Directions for this task
In the listing below, how many lines contain "icon"? Answer with the number alone.
____ Information given
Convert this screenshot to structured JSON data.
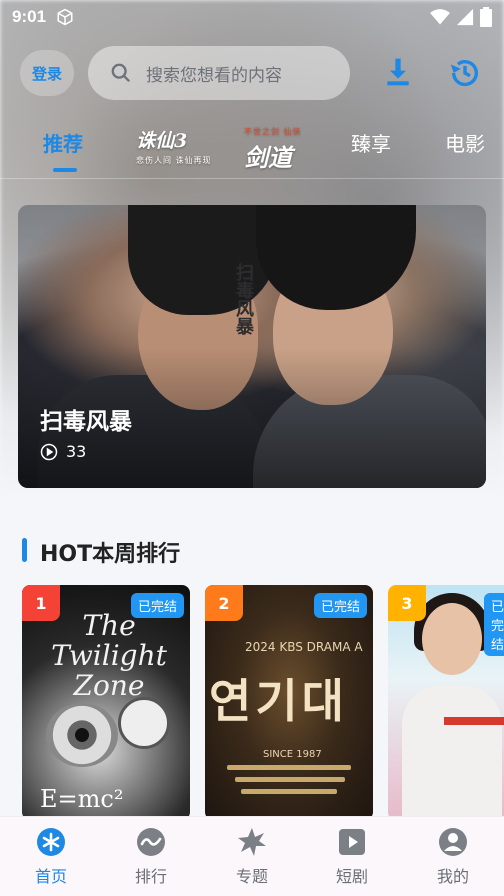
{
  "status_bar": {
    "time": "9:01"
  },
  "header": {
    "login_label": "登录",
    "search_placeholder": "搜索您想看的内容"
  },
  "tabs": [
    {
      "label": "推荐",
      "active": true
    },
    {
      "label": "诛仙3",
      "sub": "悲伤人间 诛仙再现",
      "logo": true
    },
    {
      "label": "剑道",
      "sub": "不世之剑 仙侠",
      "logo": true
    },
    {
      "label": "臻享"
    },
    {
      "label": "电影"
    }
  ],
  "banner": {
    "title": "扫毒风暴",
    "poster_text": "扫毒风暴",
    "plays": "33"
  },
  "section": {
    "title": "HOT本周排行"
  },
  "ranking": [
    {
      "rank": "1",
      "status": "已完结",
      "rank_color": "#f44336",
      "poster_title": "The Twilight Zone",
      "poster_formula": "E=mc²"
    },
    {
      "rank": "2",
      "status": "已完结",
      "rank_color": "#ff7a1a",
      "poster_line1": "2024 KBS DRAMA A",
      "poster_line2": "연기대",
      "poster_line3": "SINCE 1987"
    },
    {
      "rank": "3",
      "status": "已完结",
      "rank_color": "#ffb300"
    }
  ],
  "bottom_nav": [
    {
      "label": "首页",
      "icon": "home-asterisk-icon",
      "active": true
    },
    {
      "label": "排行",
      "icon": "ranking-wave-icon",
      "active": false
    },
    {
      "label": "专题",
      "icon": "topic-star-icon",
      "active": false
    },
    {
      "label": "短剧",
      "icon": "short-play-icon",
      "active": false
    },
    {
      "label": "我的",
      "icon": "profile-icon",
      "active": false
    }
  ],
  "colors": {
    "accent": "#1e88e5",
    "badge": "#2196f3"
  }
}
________
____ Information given
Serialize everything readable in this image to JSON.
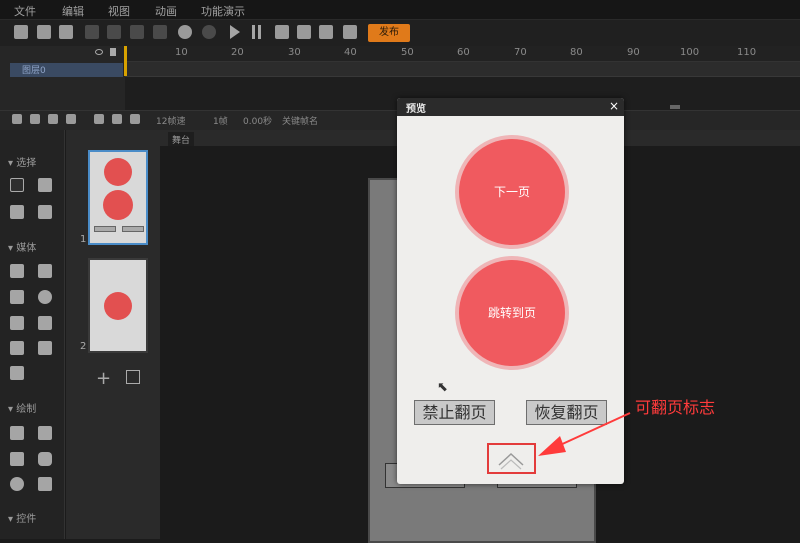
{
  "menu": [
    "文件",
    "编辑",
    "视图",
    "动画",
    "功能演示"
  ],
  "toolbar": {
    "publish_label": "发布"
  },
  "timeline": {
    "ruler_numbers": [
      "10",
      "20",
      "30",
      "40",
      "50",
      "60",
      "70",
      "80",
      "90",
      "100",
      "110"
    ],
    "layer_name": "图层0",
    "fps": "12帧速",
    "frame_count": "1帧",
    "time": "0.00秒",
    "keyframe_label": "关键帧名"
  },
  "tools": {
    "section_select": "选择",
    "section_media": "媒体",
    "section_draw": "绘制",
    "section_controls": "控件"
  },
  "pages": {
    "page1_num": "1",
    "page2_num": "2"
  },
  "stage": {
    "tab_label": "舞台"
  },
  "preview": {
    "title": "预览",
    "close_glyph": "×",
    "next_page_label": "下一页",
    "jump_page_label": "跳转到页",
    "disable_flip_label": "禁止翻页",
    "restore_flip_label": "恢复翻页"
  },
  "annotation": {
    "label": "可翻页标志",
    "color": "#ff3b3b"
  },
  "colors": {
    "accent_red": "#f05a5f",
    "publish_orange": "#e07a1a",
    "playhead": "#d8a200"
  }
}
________
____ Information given
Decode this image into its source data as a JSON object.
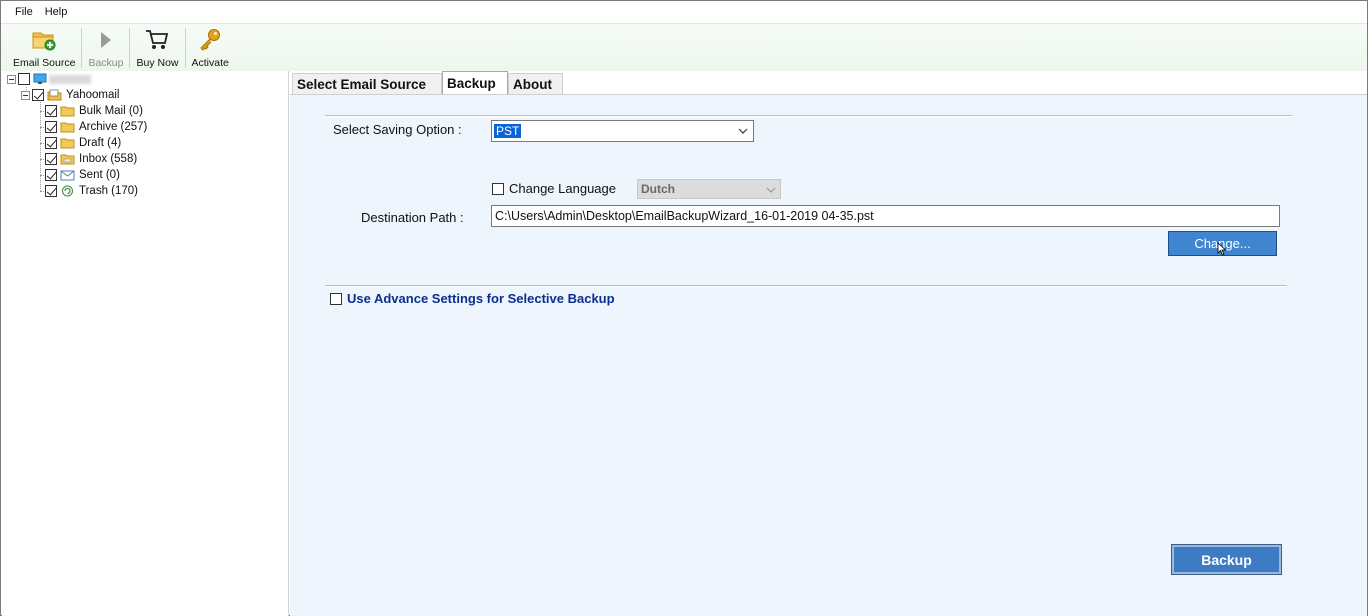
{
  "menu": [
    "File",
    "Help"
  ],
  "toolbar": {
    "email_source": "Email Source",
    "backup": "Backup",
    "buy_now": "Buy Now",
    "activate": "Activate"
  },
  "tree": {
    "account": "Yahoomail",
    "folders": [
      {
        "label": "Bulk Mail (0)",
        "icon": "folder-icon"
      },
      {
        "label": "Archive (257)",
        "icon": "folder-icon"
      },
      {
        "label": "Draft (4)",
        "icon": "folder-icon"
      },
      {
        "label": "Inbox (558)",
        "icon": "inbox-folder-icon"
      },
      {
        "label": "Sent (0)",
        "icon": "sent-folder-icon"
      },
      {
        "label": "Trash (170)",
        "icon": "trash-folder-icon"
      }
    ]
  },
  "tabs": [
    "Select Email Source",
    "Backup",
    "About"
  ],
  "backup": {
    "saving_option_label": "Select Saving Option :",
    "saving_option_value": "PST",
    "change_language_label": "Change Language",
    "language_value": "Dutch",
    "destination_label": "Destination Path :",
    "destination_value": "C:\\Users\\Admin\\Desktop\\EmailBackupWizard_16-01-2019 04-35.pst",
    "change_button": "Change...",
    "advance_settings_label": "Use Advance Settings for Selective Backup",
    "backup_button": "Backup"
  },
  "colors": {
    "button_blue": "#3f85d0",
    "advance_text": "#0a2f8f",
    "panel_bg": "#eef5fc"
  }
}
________
Task response
11